But it’s important to note that Fleets were only introduced a week and a half before this survey, so it might be true that some surveyed had not updated to the latest version, or maybe they just failed to notice the faces outlined in blue at the top of their feed. Either way, the skepticism is showing regardless. When asked why they weren’t Fleeting, 50 percent of them said they “don’t want to post that kind of content on Twitter.”

So are they telling the truth? They might be for now, but Instagram has shown how the Stories format can become seamless in the long run, as they followed a similar timeline to what Twitter is currently trying. Early statistics of Instagram Story usage, provided by Statista.com, show the numbers are almost identical. Two weeks after its release in August of 2016, 60 percent of Instagram users didn’t engage with stories at all.

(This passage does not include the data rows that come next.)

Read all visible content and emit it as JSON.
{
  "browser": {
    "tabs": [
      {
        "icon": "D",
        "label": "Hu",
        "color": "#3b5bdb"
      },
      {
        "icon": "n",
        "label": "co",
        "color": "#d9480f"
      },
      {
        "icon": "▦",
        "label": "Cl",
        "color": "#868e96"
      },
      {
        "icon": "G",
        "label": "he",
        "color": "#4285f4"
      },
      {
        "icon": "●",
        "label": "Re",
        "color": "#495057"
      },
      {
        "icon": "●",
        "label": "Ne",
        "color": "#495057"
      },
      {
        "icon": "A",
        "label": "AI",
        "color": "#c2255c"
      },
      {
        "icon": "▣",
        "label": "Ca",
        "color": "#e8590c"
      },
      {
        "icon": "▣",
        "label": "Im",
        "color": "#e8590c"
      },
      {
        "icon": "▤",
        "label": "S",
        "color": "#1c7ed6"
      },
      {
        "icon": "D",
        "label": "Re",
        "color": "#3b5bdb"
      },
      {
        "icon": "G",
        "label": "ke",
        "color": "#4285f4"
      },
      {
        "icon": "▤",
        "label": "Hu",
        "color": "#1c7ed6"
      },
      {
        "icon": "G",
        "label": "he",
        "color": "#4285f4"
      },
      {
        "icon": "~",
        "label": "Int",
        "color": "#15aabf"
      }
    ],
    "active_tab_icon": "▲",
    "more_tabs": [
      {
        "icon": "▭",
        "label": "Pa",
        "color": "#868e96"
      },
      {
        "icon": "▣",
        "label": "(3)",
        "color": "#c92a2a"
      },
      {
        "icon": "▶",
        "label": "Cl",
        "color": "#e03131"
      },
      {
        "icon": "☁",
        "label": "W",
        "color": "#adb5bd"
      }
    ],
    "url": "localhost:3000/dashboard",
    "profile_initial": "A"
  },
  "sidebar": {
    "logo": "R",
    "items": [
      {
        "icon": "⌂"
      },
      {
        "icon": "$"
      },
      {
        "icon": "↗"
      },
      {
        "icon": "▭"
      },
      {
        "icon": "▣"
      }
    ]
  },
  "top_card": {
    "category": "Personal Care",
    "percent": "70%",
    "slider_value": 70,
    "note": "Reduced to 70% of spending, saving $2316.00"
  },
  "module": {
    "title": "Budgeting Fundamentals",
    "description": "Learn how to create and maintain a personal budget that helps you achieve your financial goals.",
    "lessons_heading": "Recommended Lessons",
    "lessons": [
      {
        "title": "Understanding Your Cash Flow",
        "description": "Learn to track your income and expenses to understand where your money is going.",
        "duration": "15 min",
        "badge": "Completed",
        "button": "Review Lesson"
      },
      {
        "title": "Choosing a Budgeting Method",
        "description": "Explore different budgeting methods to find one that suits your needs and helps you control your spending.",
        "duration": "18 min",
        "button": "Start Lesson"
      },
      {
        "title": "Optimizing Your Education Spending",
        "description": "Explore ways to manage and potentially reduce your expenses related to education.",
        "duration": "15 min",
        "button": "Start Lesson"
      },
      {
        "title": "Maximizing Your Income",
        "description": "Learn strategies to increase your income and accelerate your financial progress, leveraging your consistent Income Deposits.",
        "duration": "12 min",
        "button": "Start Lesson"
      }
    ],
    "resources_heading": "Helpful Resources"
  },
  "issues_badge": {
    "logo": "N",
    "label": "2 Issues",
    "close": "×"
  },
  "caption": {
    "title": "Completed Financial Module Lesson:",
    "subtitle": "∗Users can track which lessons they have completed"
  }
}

It’s been four years since then, and Stories have made a lasting impact. So, is it really hard to bet on Fleets? Twitter has made them obvious for users on the home page, in the same way Instagram did, and if they’re right in everyone’s faces, they’re bound to be engaged with. Twitter people are their own community, many of whom have their largest following on it across all their apps. Now, they can post stories for their audience rather than linking them to the other app.

Twitter's already well-established, and the user base has been growing even before Instagram’s. The addition of any format onto its platform will most likely become synonymous with its brand in the long run. Skeptical at first, people will begin to warm up to the idea of Fleets, as long as others post them, and finally, they’ll post one for themself.

They might be late on the whole movement in general, but Twitter has created a new take on the format, simplifying the Fleet to only text, camera roll, capture, and video. A user can’t share links, post the time and location or even create a poll. All of these features Instagram took directly from Snapchat, but in Twitter fashion under Jack Dorsey’s philosophy, the format of Fleets is simple and straight-forward, like the tweet itself.

In a video released by WIRED in January, Dorsey acts as “Twitter Support,” answering people’s questions on the website. He recalls back to Twitter’s origins as a mimic of SMS texting; how the tweet is limited in characters and uneditable. He found that the format naturally inspired creatives, limited to find beauty in brevity. During the whole interview, he seems stiff but loose, always ending his answers with a small quip that’s genuine.

Now imagine Zuckerberg in a WIRED video, struggling for jokes about smoked meat in his backyard. I mean Dorsey has a nose ring! And he wears Rick Owens? Meanwhile, Mark’s on the surfboard again making sure his face doesn’t peel.

When one app seems to want to have all the traffic, infiltrating start-ups, grabbing at competition that doesn’t even feel like their own, it leads to some confusing endeavors (like how Instagram is trying to become a shopping app). They seem to have garnered a certain sense of vibrato when it comes to pushing things on us, making their app larger with features every year. They make it so we’re accidentally pressing Reels all the time now. The “Watch More Reels” button pops up and the short video just repeats itself, as the feed keeps scrolling on to the next Reel forever.

In the long run, whether to choose Fleets or Reels as the more effective reintegration in social media posting, it’s probably safe to say that they’ll both prosper. Instagram has a lot of features now, and Twitter is just expanding into more of them. It’s really a question of whether apps should function separately, in their own spheres, with their own formats, or if there are formats essential to social media posting that should be inherent in all of them.

As of now though, people seem to be more annoyed with Reels than Fleets. Maybe it’s just Instagram’s reputation. Fleets are just there, at the top of Twitter like all the other websites that have them, and if Twitter users start to post them, like how Instagrammers adopted Stories, they might be synonymous with people’s idea of Twitter in four years’ time. It’s a debate of who to support really. Which app do you want to eliminate all apps?

click here to read this article in the February 2021 Meme Insider issue.